The specification-of-intent comprising of technical drawings and written specification.


The process starts with a qualitative review of the technical drawing. The plan will be viewed and sectioned millimetre by millimetre in two orthogonal directions and along any additional viewing plains suitable for the proposed structure. The sections will be visualised and the documents checked for presence of such sections. Details of all junctions will be visualised and likewise connection details looked for amongst the documents.

Then review the proposal by applying a notional load in 12 directions (3 axes of translation x 2 directions, 3 axes of rotation by 2 directions.). The structure will then be checked for triangulated bracing or connections of suitable form for moment resistance.

If the specification seems complete, and the structural form appears suitable. Then calculations for ultimate strength will be carried out. Depending on the structure and its purpose additional calculation checks will be made for stability and serviceability (deflection).

If the calculations validate the structure is suitable-for-purpose, then the calculations will be summarised and presented in a 1 to 5 page certificate: certifying the structure as structurally adequate. If the structure is too complex to be conveniently summarised then the full set of calculations will be presented in a report.

If the structure is found not to be adequate then advise will be given identifying the changes to be made to make the structure adequate.


Here in South Australia a certificate of an independent technical expert (CITE) can only be legitimately issued if the person has had no involvement in design of a proposed structure. In short a certificate of an independent technical expert is a second check. A second check cannot occur if there has been no defendable assertion that the structure is fit-for-function in the first place. So whilst council’s increasingly sending building applicants off to get CITE’s it is typically not practical for them to get such document. Furthermore few people have want of a certificate indicating that the structure is NOT fit-for-function. {It is also to be noted that the development approval fee is for an independent assessment: therefore need design or proof calculations completing before submitting proposal to council. Council will then employ someone to issue a CITE.}

Therefore some initial design or assessment is required before can get a CITE. For really simple structures the calculations can be done, simply by pushing numbers through a pocket calculator. If the designer can do this, then so can the independent reviewer, and therefore no need to present detailed calculations. As design gets more complex the designer needs to document the calculations to keep track off: “what they have done” and “where they are going”. Summarising the calculations is thus additional effort after doing the calculations. For complex structures producing a suitable and meaningful summary may take considerable effort: therefore it is more practical to submit calculations.

However a proper independent review is not a matter of checking designers calculations, it is about checking specifications. The independent reviewer does their own calculations. There is no point doing such review calculations if there is no defendable assertion that the proposal is fit-for-function.

This service provides the: defendable assertion that the proposed structure is fit-for-function. If the proposal is not fit-for-function then the service will provide assistance to make the proposal fit-for-function.

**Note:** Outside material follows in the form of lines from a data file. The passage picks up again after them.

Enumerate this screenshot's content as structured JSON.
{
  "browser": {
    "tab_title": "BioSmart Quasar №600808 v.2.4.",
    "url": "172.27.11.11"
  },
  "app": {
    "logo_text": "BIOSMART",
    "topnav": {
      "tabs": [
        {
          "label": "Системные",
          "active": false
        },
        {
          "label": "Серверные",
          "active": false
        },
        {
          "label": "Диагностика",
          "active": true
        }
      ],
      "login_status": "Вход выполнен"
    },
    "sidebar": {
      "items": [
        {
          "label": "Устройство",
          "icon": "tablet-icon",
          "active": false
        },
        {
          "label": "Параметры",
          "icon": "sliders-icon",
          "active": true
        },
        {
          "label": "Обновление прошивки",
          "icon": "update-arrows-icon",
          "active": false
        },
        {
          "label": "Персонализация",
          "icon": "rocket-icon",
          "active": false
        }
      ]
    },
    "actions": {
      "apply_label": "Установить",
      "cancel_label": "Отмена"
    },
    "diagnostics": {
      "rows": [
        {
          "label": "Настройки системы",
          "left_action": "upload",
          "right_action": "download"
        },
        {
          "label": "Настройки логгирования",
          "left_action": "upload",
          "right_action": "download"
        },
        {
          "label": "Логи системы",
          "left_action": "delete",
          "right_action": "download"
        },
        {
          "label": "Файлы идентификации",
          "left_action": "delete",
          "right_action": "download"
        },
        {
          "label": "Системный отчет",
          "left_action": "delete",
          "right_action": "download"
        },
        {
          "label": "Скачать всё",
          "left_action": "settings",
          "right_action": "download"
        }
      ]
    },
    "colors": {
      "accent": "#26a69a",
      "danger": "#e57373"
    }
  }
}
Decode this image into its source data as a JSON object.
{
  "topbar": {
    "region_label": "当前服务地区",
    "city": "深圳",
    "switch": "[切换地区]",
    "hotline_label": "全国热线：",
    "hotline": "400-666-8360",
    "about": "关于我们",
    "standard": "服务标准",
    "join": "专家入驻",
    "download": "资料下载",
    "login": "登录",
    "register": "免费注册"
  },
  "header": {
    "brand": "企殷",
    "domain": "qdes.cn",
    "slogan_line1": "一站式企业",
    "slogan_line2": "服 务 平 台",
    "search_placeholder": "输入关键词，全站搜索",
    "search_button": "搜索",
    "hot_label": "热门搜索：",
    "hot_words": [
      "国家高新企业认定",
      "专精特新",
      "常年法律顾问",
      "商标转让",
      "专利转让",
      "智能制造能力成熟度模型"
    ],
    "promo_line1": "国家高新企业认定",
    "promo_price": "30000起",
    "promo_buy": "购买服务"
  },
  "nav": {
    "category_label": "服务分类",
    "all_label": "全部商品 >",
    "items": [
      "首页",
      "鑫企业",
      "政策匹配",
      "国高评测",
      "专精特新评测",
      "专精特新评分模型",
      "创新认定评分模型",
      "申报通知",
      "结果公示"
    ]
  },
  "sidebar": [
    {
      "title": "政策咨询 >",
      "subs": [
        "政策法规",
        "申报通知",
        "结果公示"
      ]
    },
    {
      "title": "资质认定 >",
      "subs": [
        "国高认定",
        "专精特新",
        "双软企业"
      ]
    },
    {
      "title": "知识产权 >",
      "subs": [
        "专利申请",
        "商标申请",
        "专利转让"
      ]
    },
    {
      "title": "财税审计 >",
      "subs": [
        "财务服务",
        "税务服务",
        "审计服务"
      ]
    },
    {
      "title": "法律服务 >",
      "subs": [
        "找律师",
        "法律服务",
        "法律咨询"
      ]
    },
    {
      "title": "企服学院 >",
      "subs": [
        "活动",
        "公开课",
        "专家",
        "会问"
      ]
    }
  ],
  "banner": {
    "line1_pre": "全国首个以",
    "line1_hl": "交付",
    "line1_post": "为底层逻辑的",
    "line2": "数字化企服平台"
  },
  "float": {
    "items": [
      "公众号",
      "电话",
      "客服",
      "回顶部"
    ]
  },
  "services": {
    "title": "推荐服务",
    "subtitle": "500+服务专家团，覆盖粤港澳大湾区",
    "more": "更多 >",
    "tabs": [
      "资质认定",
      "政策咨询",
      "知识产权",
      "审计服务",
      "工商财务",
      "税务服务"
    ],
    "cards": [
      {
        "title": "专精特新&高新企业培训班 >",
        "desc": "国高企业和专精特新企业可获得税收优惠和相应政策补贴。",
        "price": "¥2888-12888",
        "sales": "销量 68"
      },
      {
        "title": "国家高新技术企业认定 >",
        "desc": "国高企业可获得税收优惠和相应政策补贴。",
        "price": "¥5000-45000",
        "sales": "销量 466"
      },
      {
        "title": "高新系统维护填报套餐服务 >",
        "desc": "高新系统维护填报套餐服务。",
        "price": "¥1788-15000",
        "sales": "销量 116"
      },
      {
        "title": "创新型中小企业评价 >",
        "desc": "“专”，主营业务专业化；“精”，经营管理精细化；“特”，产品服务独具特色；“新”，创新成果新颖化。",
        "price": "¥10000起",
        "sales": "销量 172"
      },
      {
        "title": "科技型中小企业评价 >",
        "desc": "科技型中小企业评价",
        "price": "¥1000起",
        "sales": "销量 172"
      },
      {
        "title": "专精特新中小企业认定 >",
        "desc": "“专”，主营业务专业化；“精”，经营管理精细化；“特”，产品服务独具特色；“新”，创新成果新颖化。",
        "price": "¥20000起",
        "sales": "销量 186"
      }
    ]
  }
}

Long experience (over 20 years) has shown that proposals are typically incomplete, and therefore our ability to issue a CITE is compromised. The certificate of structural adequacy has less risk of being rejected due to lack of independence, most especially in those situations where there is no design-calculations or proof-calculations.